What experience would you want your adult children to have at a restaurant?
Why would that be different for them now?
Believe me, you can cultivate grateful and adventurous eaters, I’ve been able to see many homes reclaim the dinner table through my 13 years of practice. Now is the best time to start.
Let me help get you started with an initial piece of guidance: use grateful and appreciative words or phrases concerning your meal and even the process the food took to arrive.
Now, let’s get a little personal, what would you do if you went to a restaurant and the server was staring at your and critiquing every move you made? They’d regularly shout at you, “Wipe your mouth!”, “Don’t mix that together!”, “GROSS!” You get the idea. You’d be offended, extremely self-conscious, and probably begin to dislike the entire experience all together.
How many dinner tables across the country with littles fit this description? It doesn’t have to remain that way.
In the illustration above, the server would be out of line because their goal should not have been to critique our eating habits, but to make sure our eating experience was positive. So, as a parent or grandparent of a little, what if you committed yourself to a new goal?
Here’s one of the goals I have equipped hundreds of families in and have also included in my coming ‘Raising Adventurous Eaters’ class.
Here it is, “Focus on your child’s new skills rather than the amount or type of food they have eaten”.
When you see them dipping their chicken in their applesauce reply, “You are so creative with mixing different foods to eat!”
When you see them slowly do their best to scoop up a pea with their spoon say, “You have gotten SO GOOD at using spoons!”
This is just one of the goals that will transform your dinner table from an anxious time to a positive and healthier environment for you and your little customers.
Relax, enjoy the experience, and stay open for business.
I’ve equipped hundreds of families in how to raise up adventurous eaters. When we as parents gain an understanding of how to navigate and remake our picky eaters our world and theirs begins to change.
If you have or are regularly around/feeding little ones my upcoming ‘Raising Adventurous Eaters’ course is tailored for understanding, navigating, and remaking picky eaters (sign up to join my mailing list and be notified when the course released this fall)

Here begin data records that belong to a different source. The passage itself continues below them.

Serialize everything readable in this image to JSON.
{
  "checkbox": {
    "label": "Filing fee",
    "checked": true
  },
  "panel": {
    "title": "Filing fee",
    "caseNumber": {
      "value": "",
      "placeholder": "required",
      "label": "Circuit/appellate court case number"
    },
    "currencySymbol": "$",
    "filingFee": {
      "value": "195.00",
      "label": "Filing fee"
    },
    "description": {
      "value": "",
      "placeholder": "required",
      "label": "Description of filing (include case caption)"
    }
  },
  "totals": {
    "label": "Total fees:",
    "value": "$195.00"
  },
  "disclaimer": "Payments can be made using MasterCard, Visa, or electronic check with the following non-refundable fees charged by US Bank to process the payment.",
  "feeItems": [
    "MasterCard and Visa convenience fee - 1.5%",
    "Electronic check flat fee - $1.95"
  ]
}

Or if you’d like to explore one on one virtual counseling schedule a free initial consultation.